This is true, but Thoreau’s religion was also heavily indebted to Hindu works like The Bhagavad-Gita and The Laws of Menu. Buddhism also fascinated him. To use Joseph Campbell’s terminology, Thorson says Thoreau’s bliss was in rivers. Higgins says it was in trees. Both acknowledge the other Thoreau, but each leaves one with the impression that his is the true Thoreau.
The Third Man
The solution to this quandary is to be found in Laura Dassow Walls’s Henry David Thoreau: A Life, in which Thoreau the whole man is depicted in both scholarly and vivid fashion.
Walls, professor of English at the University of Notre Dame, refrains from calling Thoreau a puritanical crybaby, as some recent critics have gleefully done. Yes, he could preach too much and judge others; yes, he did have more of a social life than one might glean from reading Walden; yes, he sometimes loved rivers and trees more than human beings (who doesn’t?); and yes, he did cry when his mother, something of a pistol, suggested he leave home and seek his fortune. Let’s get over it and relearn what he was trying to tell us about life and death, about nature, about freedom and slavery.

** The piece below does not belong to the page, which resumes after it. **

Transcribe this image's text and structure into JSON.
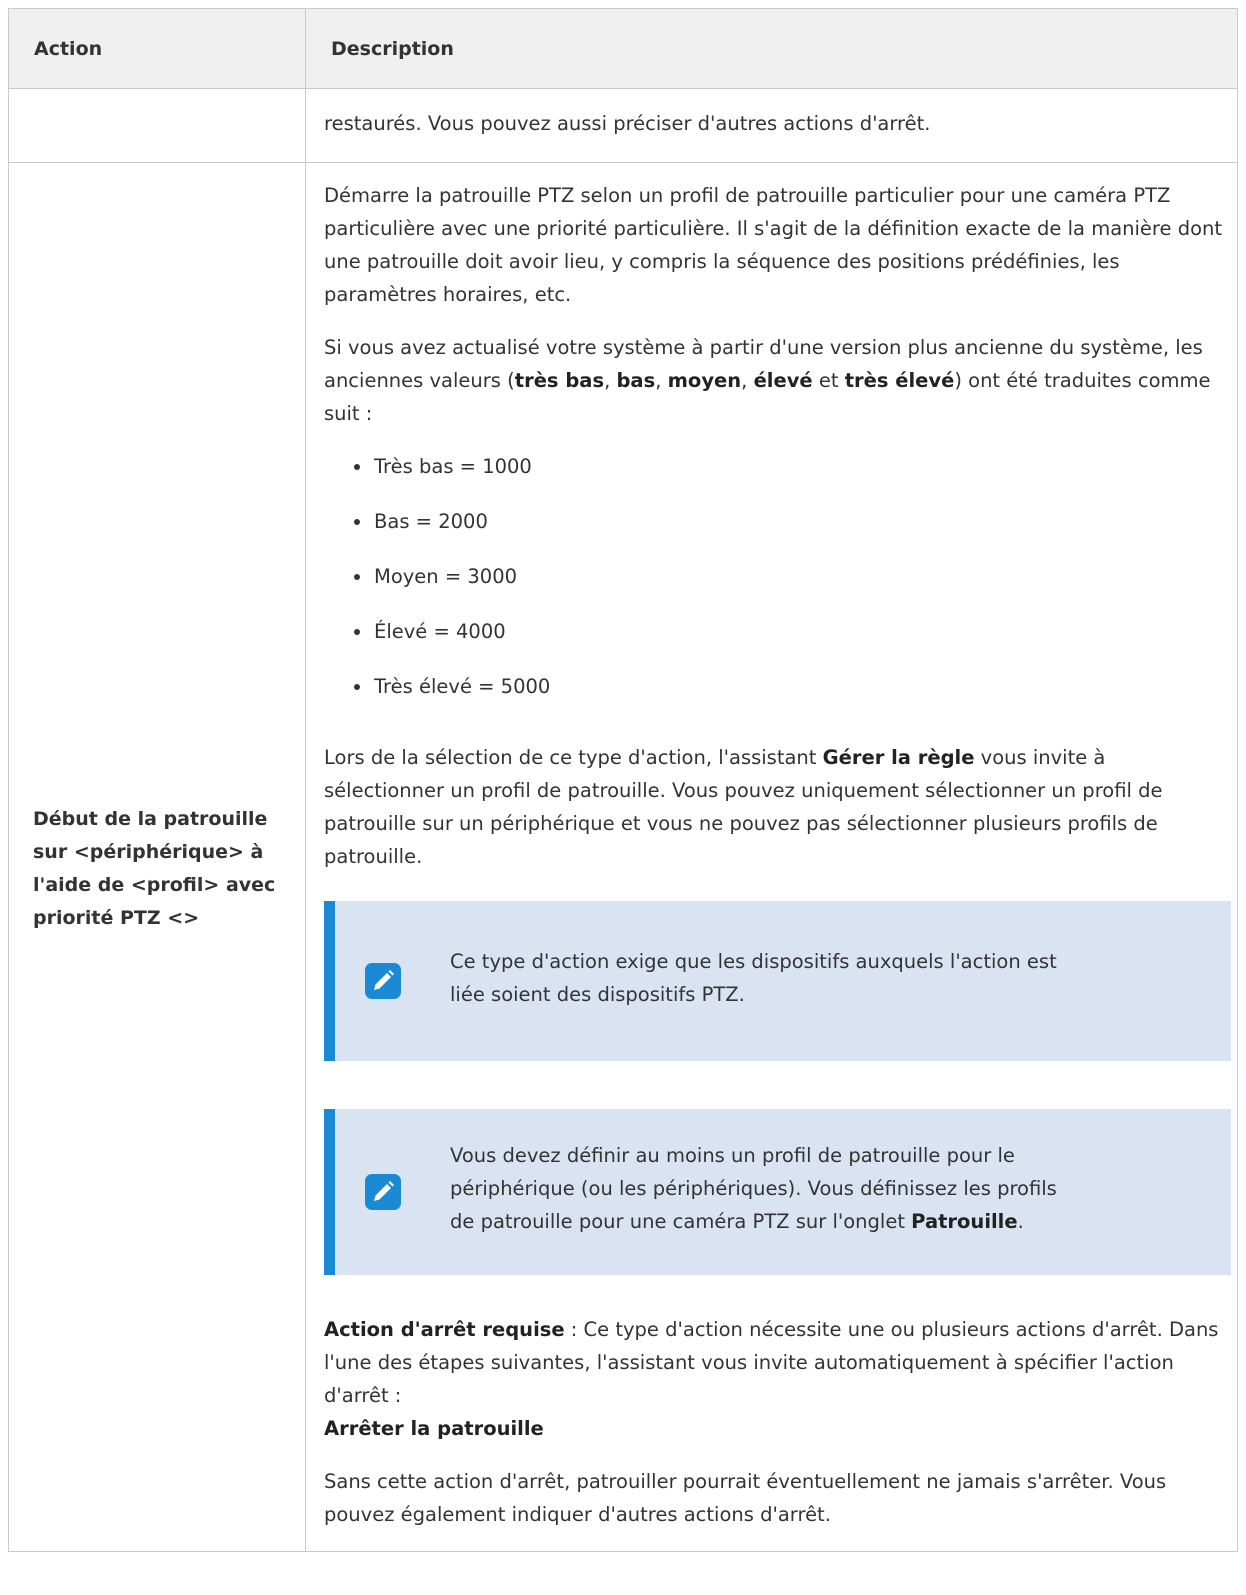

It surprised me to learn how Thoreau’s father, John (really Jean) found success as a pencil manufacturer, and how crucial his son was to this success. Henry discovered a way of grinding graphite to a fineness that improved their pencils and secured them a large market. He also did well as a public lecturer and writer. He quipped about having sold a thousand copies of his first book, seven hundred of them in his attic; but he helped support his family with lecturing, writing and surveying. He was also an earthy man who used the same four-letter word for dung that everyone else used and was known to have capered about at parties.

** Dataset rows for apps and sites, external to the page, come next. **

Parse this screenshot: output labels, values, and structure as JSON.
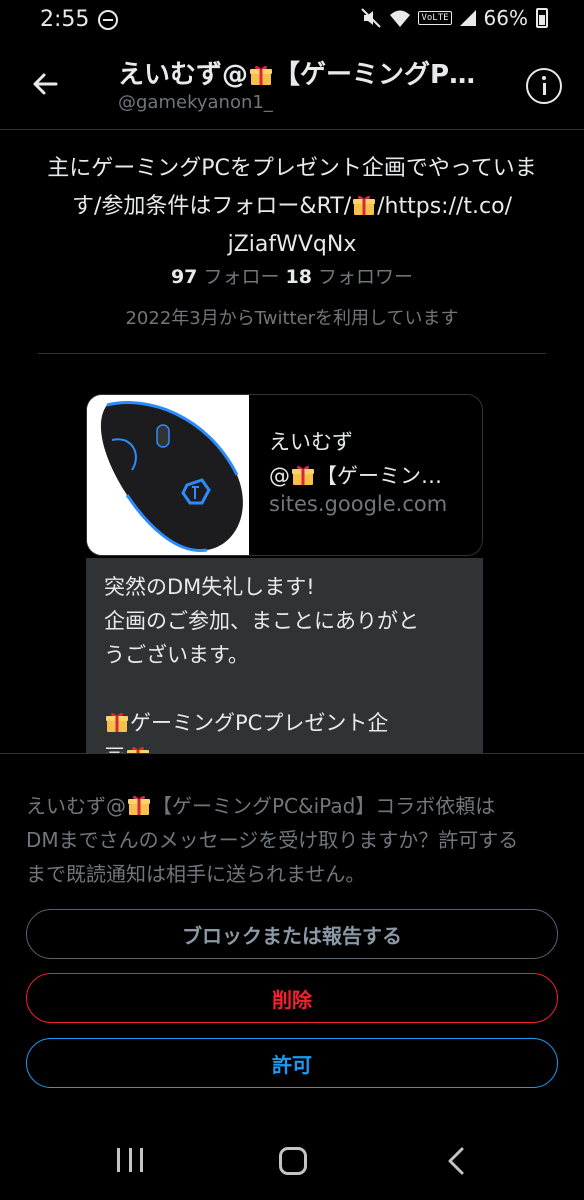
{
  "status_bar": {
    "time": "2:55",
    "battery": "66%",
    "volte": "VoLTE"
  },
  "header": {
    "title_pre": "えいむず@",
    "title_post": "【ゲーミングP…",
    "handle": "@gamekyanon1_"
  },
  "profile": {
    "bio_line1": "主にゲーミングPCをプレゼント企画でやっていま",
    "bio_line2_pre": "す/参加条件はフォロー&RT/",
    "bio_line2_post": "/https://t.co/",
    "bio_line3": "jZiafWVqNx",
    "following_count": "97",
    "following_label": "フォロー",
    "followers_count": "18",
    "followers_label": "フォロワー",
    "joined": "2022年3月からTwitterを利用しています"
  },
  "link_card": {
    "title_line1": "えいむず",
    "title_line2_pre": "@",
    "title_line2_post": "【ゲーミン…",
    "domain": "sites.google.com"
  },
  "message": {
    "line1": "突然のDM失礼します!",
    "line2": "企画のご参加、まことにありがと",
    "line3": "うございます。",
    "line4_post": "ゲーミングPCプレゼント企",
    "line5_pre": "画"
  },
  "request_sheet": {
    "text_pre": "えいむず@",
    "text_post": "【ゲーミングPC&iPad】コラボ依頼は",
    "text_line2": "DMまでさんのメッセージを受け取りますか？許可する",
    "text_line3": "まで既読通知は相手に送られません。",
    "block_button": "ブロックまたは報告する",
    "delete_button": "削除",
    "allow_button": "許可"
  },
  "colors": {
    "background": "#000000",
    "accent_blue": "#1d9bf0",
    "danger_red": "#f4212e",
    "secondary_text": "#71767b"
  },
  "icons": [
    "back-arrow-icon",
    "info-icon",
    "gift-icon",
    "dnd-icon",
    "mute-icon",
    "wifi-icon",
    "signal-icon",
    "battery-icon",
    "recents-icon",
    "home-icon",
    "nav-back-icon"
  ]
}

“Resistance” means not just self-defense, defense of one’s fellow citizens, or even of one’s own nation, but defense of all those lives entangled with our own.

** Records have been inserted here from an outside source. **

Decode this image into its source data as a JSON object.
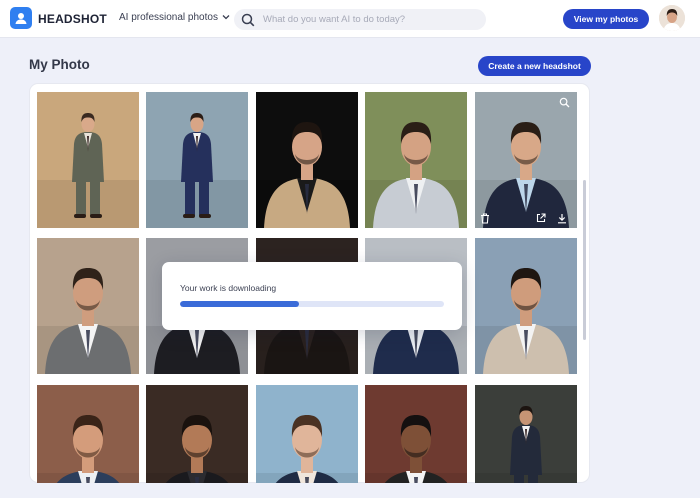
{
  "header": {
    "logo_text": "HEADSHOT",
    "nav_dropdown_label": "AI professional photos",
    "search_placeholder": "What do you want AI to do today?",
    "view_button_label": "View my photos"
  },
  "page": {
    "title": "My Photo",
    "create_button_label": "Create a new headshot"
  },
  "download_modal": {
    "message": "Your work is downloading",
    "progress": 0.45
  },
  "photos": [
    {
      "name": "photo-1",
      "bg": "#c9a77c",
      "suit": "#5f6455",
      "shirt": "#e7e2d8",
      "skin": "#d9a98a",
      "hair": "#3a2a20",
      "fullbody": true
    },
    {
      "name": "photo-2",
      "bg": "#8ea4b2",
      "suit": "#25305c",
      "shirt": "#f2f2f2",
      "skin": "#d8a586",
      "hair": "#2b1d16",
      "fullbody": true
    },
    {
      "name": "photo-3",
      "bg": "#0d0d0d",
      "suit": "#c7a982",
      "shirt": "#1a1a1a",
      "skin": "#d6a487",
      "hair": "#1e1510",
      "fullbody": false
    },
    {
      "name": "photo-4",
      "bg": "#7f8f5a",
      "suit": "#c7ccd3",
      "shirt": "#eef0f2",
      "skin": "#d4a283",
      "hair": "#2a1e16",
      "fullbody": false
    },
    {
      "name": "photo-5",
      "bg": "#9aa6ad",
      "suit": "#20273d",
      "shirt": "#bcd6ea",
      "skin": "#d8a888",
      "hair": "#2a1e16",
      "fullbody": false
    },
    {
      "name": "photo-6",
      "bg": "#b7a28d",
      "suit": "#6c6e70",
      "shirt": "#f4f4f4",
      "skin": "#cf9d7e",
      "hair": "#2f2219",
      "fullbody": false
    },
    {
      "name": "photo-7",
      "bg": "#9b9da2",
      "suit": "#1d1d22",
      "shirt": "#f1f1f1",
      "skin": "#b98363",
      "hair": "#1b1410",
      "fullbody": false
    },
    {
      "name": "photo-8",
      "bg": "#2c2320",
      "suit": "#1a1513",
      "shirt": "#2a211e",
      "skin": "#c99478",
      "hair": "#1b1410",
      "fullbody": false
    },
    {
      "name": "photo-9",
      "bg": "#b9bec4",
      "suit": "#1f2c4c",
      "shirt": "#e9edf2",
      "skin": "#d3a183",
      "hair": "#2a1e16",
      "fullbody": false
    },
    {
      "name": "photo-10",
      "bg": "#8aa0b5",
      "suit": "#cdbfae",
      "shirt": "#f3f3f3",
      "skin": "#cf9c7c",
      "hair": "#1f1712",
      "fullbody": false
    },
    {
      "name": "photo-11",
      "bg": "#8c5e4a",
      "suit": "#2c3e5c",
      "shirt": "#eef0f3",
      "skin": "#d49c7b",
      "hair": "#3a2418",
      "fullbody": false
    },
    {
      "name": "photo-12",
      "bg": "#3a2b24",
      "suit": "#1a1a1e",
      "shirt": "#2b2b30",
      "skin": "#b27a57",
      "hair": "#1a120e",
      "fullbody": false
    },
    {
      "name": "photo-13",
      "bg": "#8fb3cc",
      "suit": "#1f2b44",
      "shirt": "#f0e6dc",
      "skin": "#e0b59a",
      "hair": "#4a3223",
      "fullbody": false
    },
    {
      "name": "photo-14",
      "bg": "#6e3a30",
      "suit": "#222222",
      "shirt": "#f4f4f4",
      "skin": "#7e5037",
      "hair": "#141010",
      "fullbody": false
    },
    {
      "name": "photo-15",
      "bg": "#3b3e3a",
      "suit": "#232a3a",
      "shirt": "#f2f2f2",
      "skin": "#c69474",
      "hair": "#1c1410",
      "fullbody": true
    }
  ],
  "colors": {
    "accent": "#2845c9",
    "logo": "#2f7ff0",
    "progress": "#3a6bd8"
  }
}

I knew already that Thoreau had spent a night in jail, had admired John Brown and sheltered runaway slaves, but not that he sometimes despaired in his love of nature because he lived in a nation that allowed slavery and compelled the return of runaway slaves, and that he willingly participated in a gathering where the Constitution was burned. He was quite a radical, though one who always withdrew at some point to woods or water. He was also, despite some initial prejudices, a champion of the rights of Native Americans, particularly the Penobscot Nation that he came to know in Maine.
The best-known work written at Walden Pond, apart from the famous Walden, is the essay “Resistance to Civil Government,” which became known as “Civil Disobedience.” Walls comments:“Resistance” means not just self-defense, defense of one’s fellow citizens, or even of one’s own nation, but defense of all those lives entangled with our own: slaves, upon whose labor even “free” Massachusetts depended economically; Mexicans, the declared enemies of the State; and Indians, the declared enemies of civilization itself. But Thoreau was not finished even here. Life at Walden Pond helped him understand how deeply humans are related to nonhumans as well, whether animals used for labor or food, trees used for lumber, wild fishes destroyed by dams, or whole ecosystems, forests and river meadows…. Extending one’s ethical community to the nonhuman world was, in 1849, novel, shocking, ridiculous. But Thoreau would give the rest of his life to this revolutionary insight. What he worked out in writing “Resistance to Civil Government” became not only the foundation of his political philosophy but also the gateway to his environmental ethics.
It is remarkable that someone who accomplished so much died at the age of 44. Walls says in her introduction that at one point she wanted to write two volumes of this biography. I wish she had been able to.